To their credit, the residents of Bloomington have rallied to Brownie's cause by opening up their wallets and contributing a huge chunk of the reward money that has been collected so far. "People are enraged, sickened, and sad, and they want to do something about it," Hayes told The Herald-Times in the September 3rd article cited supra. "People want to make this situation right." (See photo of her below.)
Unfortunately, there is not anything in the public record to suggest that either the police, MCHA, or Animal Control are actively working this case. Rewards and public denunciations are fine as far as they go but neither of them are going to contribute very much toward apprehending the person responsible for nearly killing Brownie.
That is going to require good old-fashioned police work. Forensic evidence must be collected, residents of the area interviewed, and retailers that sell bows and arrows need to be contacted.
Even if the perpetrator should be arrested it is unlikely that either he or she would ever go to jail because animal cruelty is ludicrously treated as only a Class B misdemeanor in Bloomington. Any attack upon an animal should be automatically classified as a felony that requires substantial jail time if convicted.
"You cannot, in this society, abuse animals like this and get away with it," Hayes told the Daily Mail on September 3rd. (See "Mia-ouch! Cat Speared Through Head by Foot-Long Arrow...and Survives.")
She is wrong, of course, dead wrong. These types of abuses occur thousands of times every day all across America and rarely if ever are the assailants even arrested.
The reason for this glaring neglect is rather simple: police and humane officials seldom bother to even look for them. Through their generous donations, private individuals are attempting to be helpful but they do not have either the authority or the resources to ensure that the animal cruelty laws are respected and enforced.
Both they and, above all, the animals deserve better and it is up to the police and humane officials to stop running off at the mouth and start putting these monsters in jail. If they persist in ignoring these types of crimes, an effort should be made to entice bounty hunters, pet detectives, and others into entering the fray.
The establishment of private militias dedicated to protecting cats and other animals is another option. One way or another these crimes must be stopped.

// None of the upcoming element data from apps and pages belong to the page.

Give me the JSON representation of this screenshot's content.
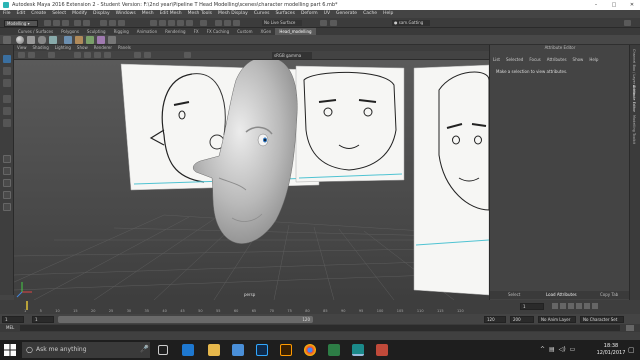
{
  "window": {
    "title": "Autodesk Maya 2016 Extension 2 - Student Version: F:\\2nd year\\Pipeline T Head Modelling\\scenes\\character modelling part 6.mb*",
    "minimize": "–",
    "maximize": "□",
    "close": "✕"
  },
  "menubar": [
    "File",
    "Edit",
    "Create",
    "Select",
    "Modify",
    "Display",
    "Windows",
    "Mesh",
    "Edit Mesh",
    "Mesh Tools",
    "Mesh Display",
    "Curves",
    "Surfaces",
    "Deform",
    "UV",
    "Generate",
    "Cache",
    "Help"
  ],
  "statusline": {
    "mode": "Modelling",
    "live_surface": "No Live Surface",
    "login": "sam.Gatting"
  },
  "shelf_tabs": [
    "Curves / Surfaces",
    "Polygons",
    "Sculpting",
    "Rigging",
    "Animation",
    "Rendering",
    "FX",
    "FX Caching",
    "Custom",
    "XGen",
    "Head_modelling"
  ],
  "shelf_active": "Head_modelling",
  "panel_menu": [
    "View",
    "Shading",
    "Lighting",
    "Show",
    "Renderer",
    "Panels"
  ],
  "viewport": {
    "gamma": "sRGB gamma",
    "camera_label": "persp"
  },
  "attribute_editor": {
    "title": "Attribute Editor",
    "menu": [
      "List",
      "Selected",
      "Focus",
      "Attributes",
      "Show",
      "Help"
    ],
    "hint": "Make a selection to view attributes.",
    "bottom_buttons": [
      "Select",
      "Load Attributes",
      "Copy Tab"
    ]
  },
  "side_tabs": [
    "Channel Box / Layer Editor",
    "Attribute Editor",
    "Modelling Toolkit"
  ],
  "timeline": {
    "ticks": [
      "1",
      "5",
      "10",
      "15",
      "20",
      "25",
      "30",
      "35",
      "40",
      "45",
      "50",
      "55",
      "60",
      "65",
      "70",
      "75",
      "80",
      "85",
      "90",
      "95",
      "100",
      "105",
      "110",
      "115",
      "120"
    ],
    "current_frame": "1"
  },
  "range": {
    "start": "1",
    "inner_start": "1",
    "inner_end": "120",
    "end": "120",
    "max": "200",
    "anim_layer": "No Anim Layer",
    "char_set": "No Character Set"
  },
  "cmdline": {
    "label": "MEL"
  },
  "taskbar": {
    "search_placeholder": "Ask me anything",
    "time": "18:38",
    "date": "12/01/2017"
  },
  "colors": {
    "maya_accent": "#2cb5b5",
    "timeline_marker": "#b8a23a",
    "taskbar": "#1e1e1e"
  }
}
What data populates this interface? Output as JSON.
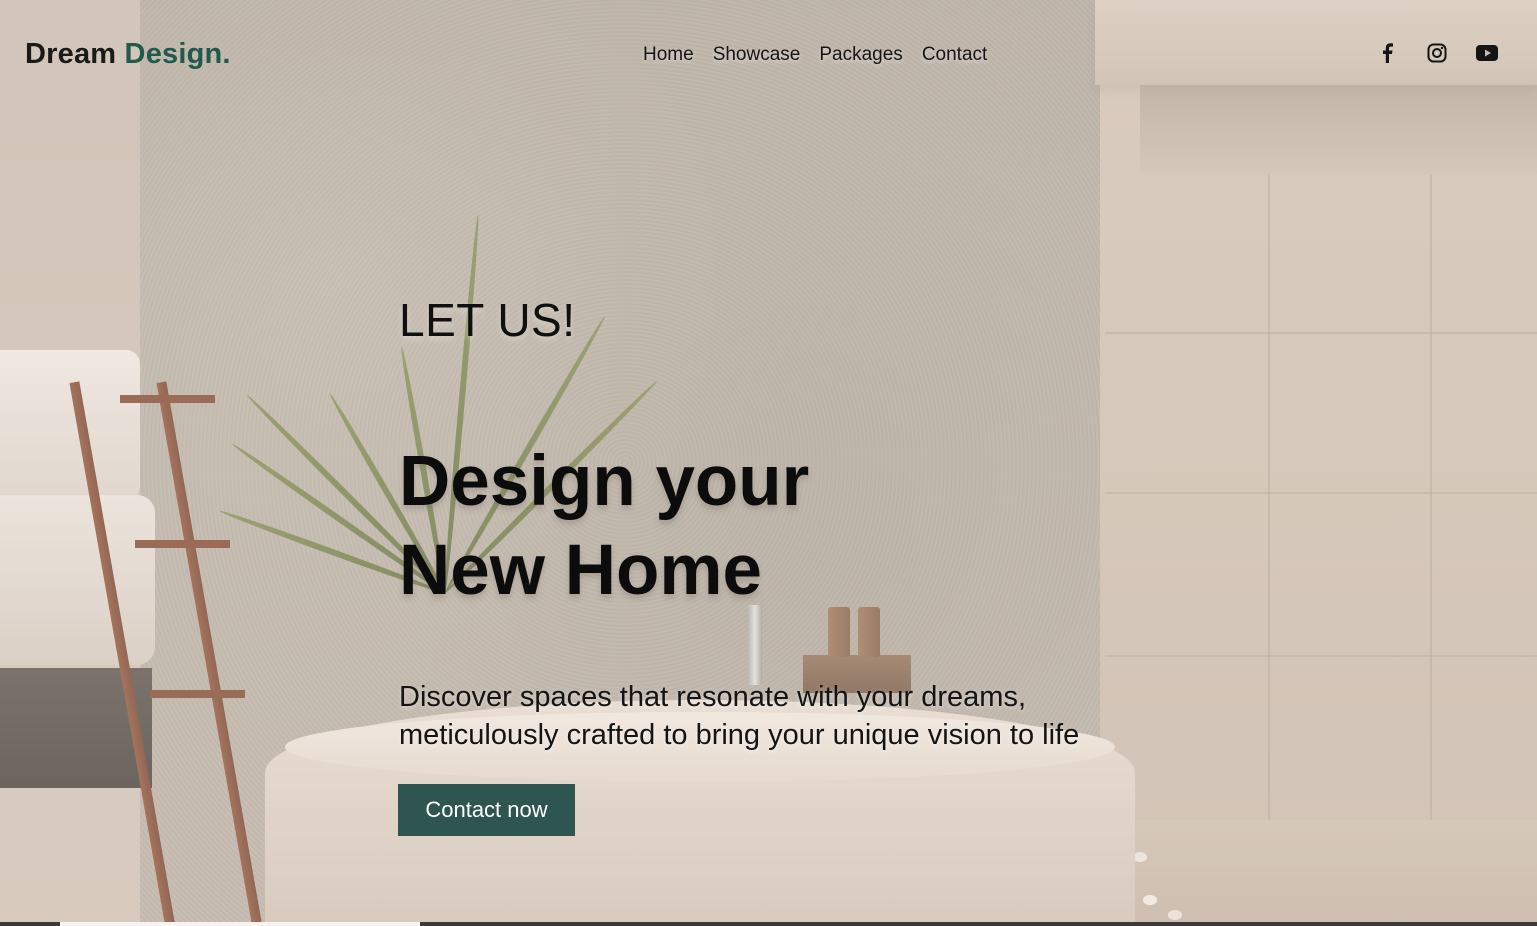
{
  "header": {
    "logo_primary": "Dream",
    "logo_accent": "Design.",
    "nav": [
      {
        "label": "Home"
      },
      {
        "label": "Showcase"
      },
      {
        "label": "Packages"
      },
      {
        "label": "Contact"
      }
    ],
    "social": [
      {
        "icon": "facebook-icon"
      },
      {
        "icon": "instagram-icon"
      },
      {
        "icon": "youtube-icon"
      }
    ]
  },
  "hero": {
    "eyebrow": "LET US!",
    "headline_line1": "Design your",
    "headline_line2": "New Home",
    "subtext_line1": "Discover spaces that resonate with your dreams,",
    "subtext_line2": "meticulously crafted to bring your unique vision to life",
    "cta_label": "Contact now"
  },
  "colors": {
    "accent": "#1f5a4c",
    "button": "#2f5551",
    "text": "#101010"
  }
}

Photos: Rebecca Brown of Animal Control via Splash News and the Daily Mail (Brownie), Jeremy Hogan of The Herald-Times (Brownie and Eaks), and MCHA (Hayes).